No, I don’t share this sort of Manichean view. I don’t think we have to choose between wokeism and Russia. On the contrary, I believe that Europe and France should have a particular voice, and I do not believe that Russia is a model. Of course, I condemned the aggression of Ukraine by Russia, because being a sovereignist in France and Europe means being a sovereignist everywhere. When one is committed to the territorial integrity of one nation, one should also be committed to the territorial integrity of all nations.
I am a supporter of peace. I hope that this conflict will lead as soon as possible to a dialogue between the different actors, and I think that France should take the initiative of an international conference for peace.
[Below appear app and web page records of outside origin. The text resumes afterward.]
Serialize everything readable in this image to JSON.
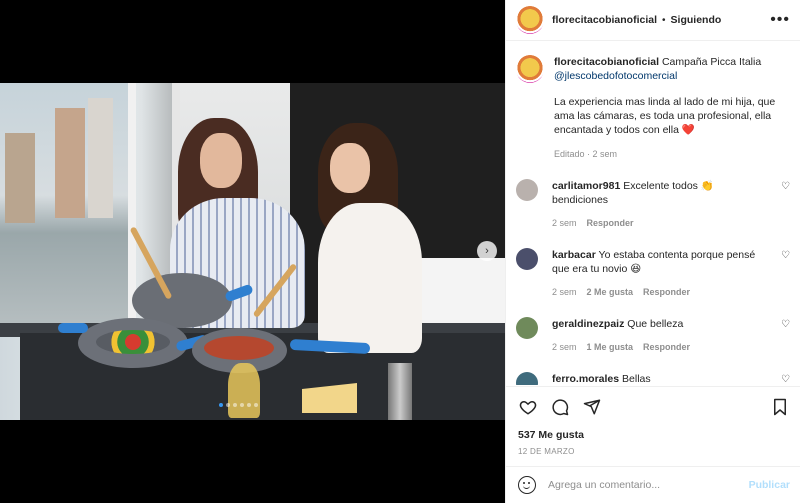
{
  "post": {
    "username": "florecitacobianoficial",
    "separator": "•",
    "follow_status": "Siguiendo",
    "more_label": "•••"
  },
  "caption": {
    "username": "florecitacobianoficial",
    "text_inline": "Campaña Picca Italia",
    "mention": "@jlescobedofotocomercial",
    "body": "La experiencia mas linda al lado de mi hija, que ama las cámaras, es toda una profesional, ella encantada y todos con ella",
    "emoji": "❤️",
    "meta": "Editado · 2 sem"
  },
  "comments": [
    {
      "username": "carlitamor981",
      "text": "Excelente todos 👏 bendiciones",
      "time": "2 sem",
      "likes": "",
      "reply": "Responder",
      "avatar_color": "#b9b1ad"
    },
    {
      "username": "karbacar",
      "text": "Yo estaba contenta porque pensé que era tu novio 😆",
      "time": "2 sem",
      "likes": "2 Me gusta",
      "reply": "Responder",
      "avatar_color": "#4b4f6b"
    },
    {
      "username": "geraldinezpaiz",
      "text": "Que belleza",
      "time": "2 sem",
      "likes": "1 Me gusta",
      "reply": "Responder",
      "avatar_color": "#6f8a5b"
    },
    {
      "username": "ferro.morales",
      "text": "Bellas",
      "time": "",
      "likes": "",
      "reply": "",
      "avatar_color": "#3f6b7d"
    }
  ],
  "actions": {
    "likes": "537 Me gusta",
    "date": "12 DE MARZO"
  },
  "add_comment": {
    "placeholder": "Agrega un comentario...",
    "publish": "Publicar"
  },
  "carousel": {
    "next_label": "›",
    "total_slides": 6,
    "active_slide": 1
  },
  "colors": {
    "accent": "#3897f0",
    "heart": "#ed4956",
    "publish_disabled": "#b2dffc"
  }
}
We must, in any case, preserve Europe from the risk of escalation because, contrary to the supporters of woke ideology, we are very familiar with history, and in particular with the history of Europe, and we know that escalation can have irreversible consequences in Europe, perhaps more than elsewhere.
Concerning Europe’s need to reform and fight wokeism from within, you spoke in your speech at CPAC of your hope for a first-time victory for the conservative, anti-woke camp in the next elections to the European Parliament in 2024. There was already talk of a possible victory before the previous 2019 elections. What has changed that gives you more reasons for hope this time?
We have been witnessing an uninterrupted rise of all patriotic forces on the entire European continent. In June 2022, we ourselves succeeded in putting the supporters of woke ideology in the minority, preventing Emmanuel Macron from obtaining a majority in the French National Assembly, and we have the ambition to do the same in the European Parliament in 2024.
We have allies for this, with two powerful groups in the European Parliament, the European Conservatives and Reformists as well as Identity & Democracy.
These two groups are leading the fight for the defense of European identity and sovereignty within the European Parliament, and my ambition remains to bring these two groups together so that tomorrow there will be a single, strong, powerful coalition that can, within the European Parliament itself, make the voice of the peoples heard and accompany the current and future patriotic governments in EU member states, starting with the one formed by Ms. Meloni and Mr. Salvini in Italy, and I hope from 2027 the one led by the National Rally in France.
Indeed, we can see an alliance of the right forming internationally, at least at the European level, and even in the wider West at CPAC. Is a union of the right in France itself also possible, for example, following the Italian model?
France has a very particular voting system. It is perhaps an exception in Europe since it does not have proportional representation at all in its parliament. In other countries, if you want to govern, you have to pool forces and discuss coalitions.
This is not the case in France where the supreme election is the encounter of a man or a woman with the French people.
During the last presidential election, I regret that Éric Zemmour presented his candidacy at the risk of weakening the national camp’s candidate who was by definition the best placed because it meant taking the risk of having far-left Jean-Luc Mélenchon qualify for the second round.
If the attempts to unite the right end in a second round between Jean-Luc Mélenchon and Emmanuel Macron, then those who promote it should, I believe, question themselves.
In any case, I believe in pooling electorates, and I want the National Rally to be this platform, gathering around it all the lovers of France, wherever they come from and whatever their past choices were.